Born in Brescia, Italy, Bertoli has established an international reputation within a fairly short time, having appeared in recital and as a soloist with numerous chamber ensembles and orchestras throughout the world. A recipient of the prestigious Giuseppe Sinopoli award in 2006, Bertoli has been artist-in-residence at Carleton University in Ottawa since 2009. Italian Memories is his fourth recording, and one that clearly brings him back to his roots.
The CD opens with four miniatures by three composers, Benedetto Marcello, Mattia Vento and Domenico Paradisi. Bertoli’s playing is elegant and poised, easily demonstrating how well music originally intended for harpsichord can sound on a concert grand. The name Muzio Clementi is a more familiar one – is there a piano student who hasn’t played music by this Italian-born composer who spent most of his life in England and whose reputation rivalled that of Haydn? The two sonatas presented here are a delight, and Bertoli makes ease of the sometimes breakneck speed required of the performer. A complete change of pace comes with two brief and languorous pieces by Martucci and the Diario Indiano by Ferruccio Busoni, an homage to Native American culture. The latter is a true study in contrasts where Bertoli’s wonderful sense of tonal colour is juxtaposed with a formidable technique.
The final work is a true tour de force, music not by an Italian but by the 12- year- old Franz Liszt – the Impromptu Brilliant on Themes by Rossini and Spontini.

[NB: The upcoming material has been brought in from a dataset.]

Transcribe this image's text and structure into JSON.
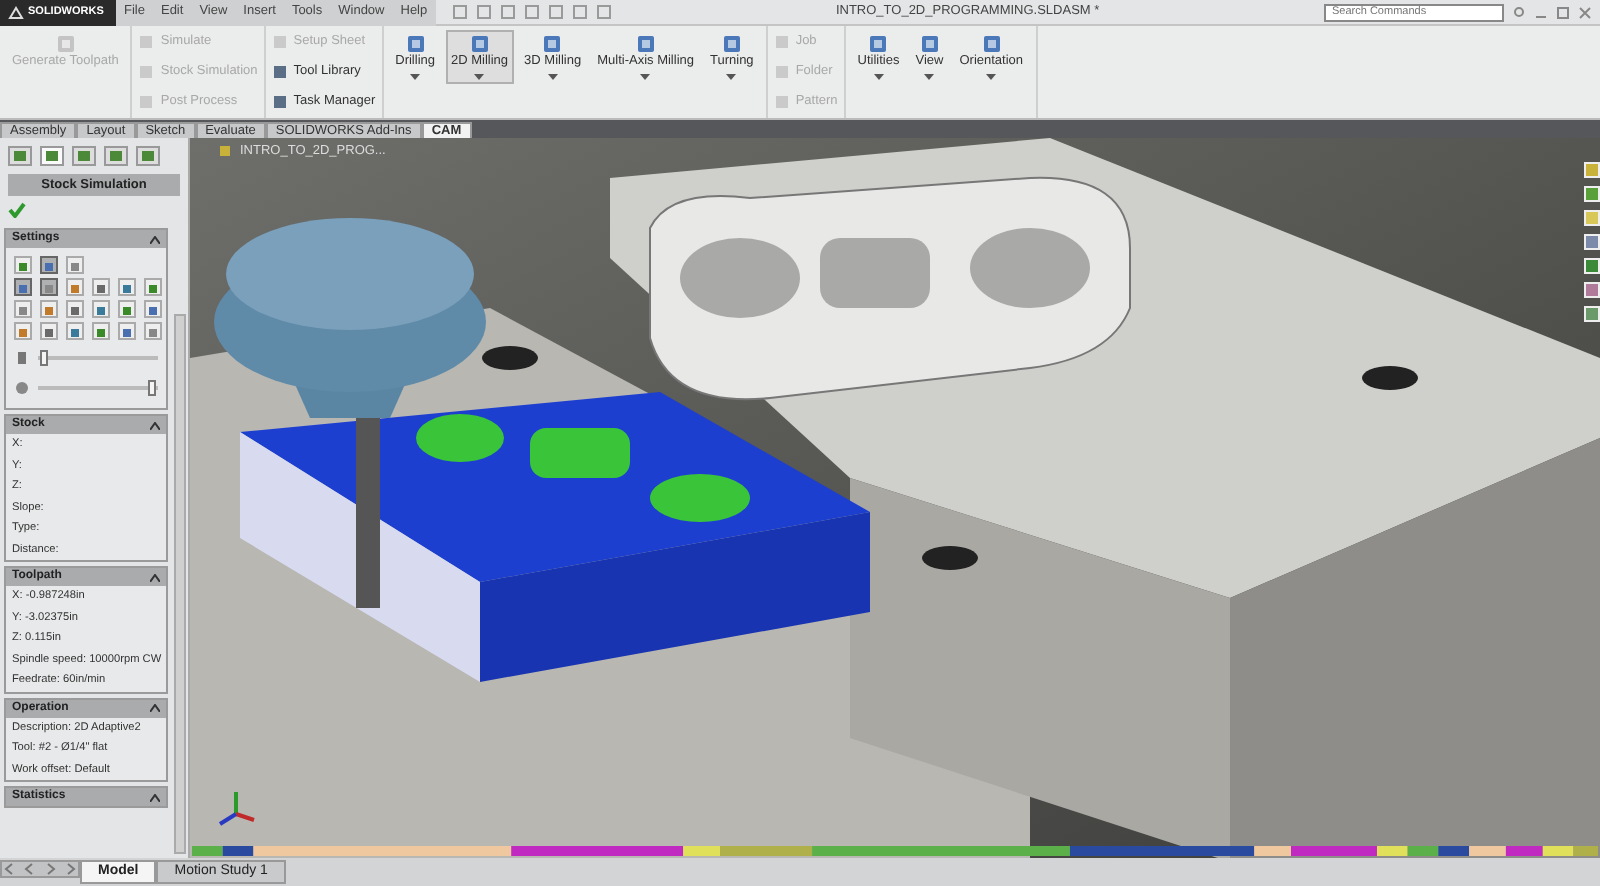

Here, both Liszt and Bertoli pull out all the stops in this flamboyant piece, thus rounding out a splendid program of music that deserves greater exposure.